Date of Award


Degree Name

Nursing (D.N.P.)


College of Nursing

First Advisor

Dianne Conrad

Second Advisor

Jean Barry

Third Advisor

Iris Boettcher


Today’s healthcare landscape is saturated with an aging U.S. population that is living longer and with more chronic conditions. One way to manage care for this aging population, especially those with chronic conditions, is through advance care planning (ACP). Healthcare providers are capable of engaging patients in these important healthcare discussions, yet use of methods to appropriately document and code for these services are lacking. There are Current Procedural Terminology (CPT) codes in existence that would be applicable for these services; however, they are not widely understood nor routinely used in clinical practice. Administrators at a large Midwestern healthcare organization’s home based primary care program (HBPC) recognized this gap in care delivery and were open to a quality improvement initiative to address this clinical problem.

The purpose of this project was to close this practice gap by establishing a standardized documentation protocol using CPT codes for ACP services. A retrospective chart analysis of all patients enrolled in the HBPC program (N=430) determined that ACP is a major aspect of care delivery at HBPC, with a total of 98% (n=419) of the total patient population having a documented resuscitation order and 81% (n=347) of patients having a documented durable power of attorney; two crucial aspects of any ACP discussion.

A second chart audit (n=28) based on a simple random sampling of patients enrolled in HBPC in the last 60 days was completed to focus on CPT code utilization and associated documentation for ACP services. None of the charts in the second chart audit included the use of ACP CPT codes or the associated documentation. Ten charts did include documentation on time spent on ACP services, and therefore were used to create a projected return on investment (ROI) for ACP CPT codes. The projected ROI for ACP CPT codes found that HBPC missed opportunities on 22 relative value units and reimbursement of $1,234.30 on 10 single face-to-face patient encounters where ACP was discussed because ACP CPT codes and correct documentation were not utilized.

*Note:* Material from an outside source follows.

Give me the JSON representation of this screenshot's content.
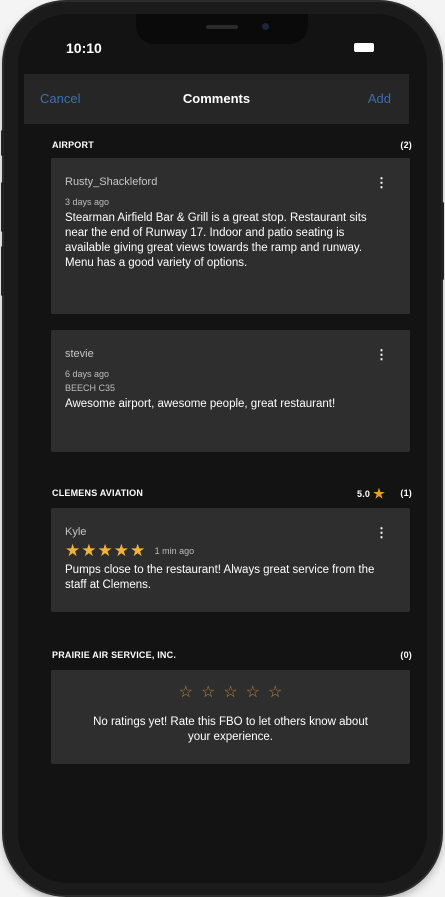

The second chart audit strengthened the need for an educational session with clinical staff to promote the use of a standardized documentation protocol using CPT codes for ACP services. An educational session was completed with staff to identify staff knowledge and attitude regarding ACP services codes and included a pre/post-education survey. The mean score for the pre-survey was 9.4; with one being strongly disagree to five being strongly agree for a total of five questions adding up to 25. The mean score for the post-survey was 19.3. In comparing the two scores, the post-survey score increased by 39.6% representing a small to medium effect size statistically. This revealed that staff knowledge and attitude regarding CPT codes for ACP services had a positive change following the educational session.

A final chart audit using a convenience sample of patients with an ACP discussion three weeks after the education session (n=55) was completed to assess for changes in documentation for ACP services. Documentation requirements that align with the CMS (2016) requirements for ACP CPT codes did not significantly improve following the educational session. Despite the lack of significant change in documentation, the educational session was still beneficial for staff knowledge regarding ACP CPT codes. Additionally, both chart audits identified three variables (consent, explanation of advance directives, and time spent on ACP discussions) that were most likely to be missed in documentation. This strengthened the need for continued employee education regarding implementation of CPT codes for ACP services as well as a standardized documentation protocol to guide providers through the implementation process in the future.

Upon completion of this project, a standardized documentation protocol for ACP services now exists at the HBPC practice. This scholarly project has major implications for practice. The estimated return on investment from the use of CPT codes for ACP services highlighted the potential increase in relative value units for provider productivity as well as increases in reimbursement (for a standard fee-for-service model) captured by utilizing these codes. The educational session received support from the staff, and educational materials from the session can be utilized for future practice. Finally, the protocol will help to standardize workflow around ACP services, which are a large component of routine patient care delivery at HBPC. A standardized documentation protocol using CPT codes for advance care planning is one way to address the current gap in practice and promote quality, cost-effective care delivery at a home based primary care program.

Included in

Nursing Commons